If a court does order a party to respond to a request for discovery in response to a motion to compel and the party disobeys the order, it can lead to consequences such as another, more serious court order, fines or fees or other procedural rulings that may even affect the outcome of a case.

When Can a Motion to Compel Be Filed?

A motion to compel is made when a request for discovery goes unanswered by the party who should respond to it. Or, if the party who is obligated to respond submits a response that is clearly inadequate, because it does not include all the information or material that the request and the law require the party to provide, a motion to compel can be filed.

Specifying a date or a deadline for response is part of every discovery request. If no response is made by the date specified, the party who made the request may file a motion to compel.

Once a complaint is filed and a lawsuit is underway, some states impose a period of time within which discovery can take place. Motions to compel would need to be filed within that period of time.

Other states do not impose any time limits on the discovery process, but there are always time limits on responding to particular requests for production of documents, interrogatories, requests for admissions and depositions. The standard deadline for responding to most discovery requests is 30 days. The experience of a lawyer is needed in all likelihood to handle the discovery process and any motions to compel that may be necessary.

Should I Hire a Lawyer if I Have Discovery Issues?

Discovery is a process that is part of all lawsuits filed in certain civil courts, both state and federal. Discovery is part of criminal cases as well, although it is different in criminal cases, because the nature of the evidence and rules are different.

In any event, whatever the type of civil lawsuit in which you are involved, discovery is going to be part of it. A trial attorney is one who specializes in taking civil cases to trial and is someone you can consult, if you are involved in a civil lawsuit.

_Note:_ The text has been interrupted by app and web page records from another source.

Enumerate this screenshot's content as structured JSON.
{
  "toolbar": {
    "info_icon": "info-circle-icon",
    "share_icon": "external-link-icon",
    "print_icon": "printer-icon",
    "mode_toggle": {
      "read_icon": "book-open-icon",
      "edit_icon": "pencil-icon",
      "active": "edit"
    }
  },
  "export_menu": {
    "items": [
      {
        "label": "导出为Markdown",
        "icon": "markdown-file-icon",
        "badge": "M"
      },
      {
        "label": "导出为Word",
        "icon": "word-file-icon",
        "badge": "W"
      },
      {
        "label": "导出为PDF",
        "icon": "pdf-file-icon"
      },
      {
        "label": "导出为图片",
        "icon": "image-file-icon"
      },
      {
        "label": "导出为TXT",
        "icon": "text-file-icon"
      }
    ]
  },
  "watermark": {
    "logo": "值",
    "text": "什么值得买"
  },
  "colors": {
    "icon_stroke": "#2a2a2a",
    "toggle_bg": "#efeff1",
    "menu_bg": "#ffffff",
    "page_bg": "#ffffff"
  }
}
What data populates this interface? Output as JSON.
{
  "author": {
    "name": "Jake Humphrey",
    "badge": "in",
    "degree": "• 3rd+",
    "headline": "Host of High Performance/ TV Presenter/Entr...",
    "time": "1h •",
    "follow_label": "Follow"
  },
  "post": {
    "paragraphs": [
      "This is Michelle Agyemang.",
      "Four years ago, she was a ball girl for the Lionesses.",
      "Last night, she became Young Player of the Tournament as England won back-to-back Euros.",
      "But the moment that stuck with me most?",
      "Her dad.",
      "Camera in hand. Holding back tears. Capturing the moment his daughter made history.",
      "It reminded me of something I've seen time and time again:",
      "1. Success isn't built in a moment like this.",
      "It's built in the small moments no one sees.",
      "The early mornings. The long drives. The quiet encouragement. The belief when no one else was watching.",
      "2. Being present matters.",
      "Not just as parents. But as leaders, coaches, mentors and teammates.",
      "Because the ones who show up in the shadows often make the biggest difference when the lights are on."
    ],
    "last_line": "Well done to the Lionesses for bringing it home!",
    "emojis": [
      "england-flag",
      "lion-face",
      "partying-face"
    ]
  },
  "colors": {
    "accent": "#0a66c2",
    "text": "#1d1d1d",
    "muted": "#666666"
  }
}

But a personal injury attorney who represents you in whatever kind of civil suit, whether it is a personal injury case, a case for breach of contract, or a property case, should also be quite familiar with the discovery process and can enforce discovery requests with motions to compel.